The five-year sentence included two years suspended and the court did not order Keirvel
to begin his sentence right away.

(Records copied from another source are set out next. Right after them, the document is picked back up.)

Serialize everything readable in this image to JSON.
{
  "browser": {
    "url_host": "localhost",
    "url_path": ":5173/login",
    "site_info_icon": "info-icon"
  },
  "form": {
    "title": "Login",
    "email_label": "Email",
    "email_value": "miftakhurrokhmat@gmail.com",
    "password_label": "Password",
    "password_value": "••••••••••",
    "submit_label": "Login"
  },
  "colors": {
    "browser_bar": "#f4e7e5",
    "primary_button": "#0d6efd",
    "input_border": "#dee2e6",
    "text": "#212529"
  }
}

The court also confirmed that he must pay back the billions he lost on uncovered bets on financial markets, although the bank has said it will not force him to pay it all.
His lawyer, David Koubbi, said he might appeal to a higher court, describing the verdict as a “deplorable injustice”.
Kerviel changed his lawyer in March, hiring Koubbi, who represented writer Tristane Banon when she sued former IMF chief Dominique Strauss-Kahn for rape before dropping charges earlier this month.
Koubbi launched two countersuits against the bank, accusing it of manipulating secret recordings to cover up his superior’s knowledge of his actions and of recovering a third of the money Kerviel was ordered to repay through a tax write-off.
The bank has hit back with two suits for malicious falsehood.
In 2010 Kerviel was convicted of breach of trust, forgery and entering false data into computers.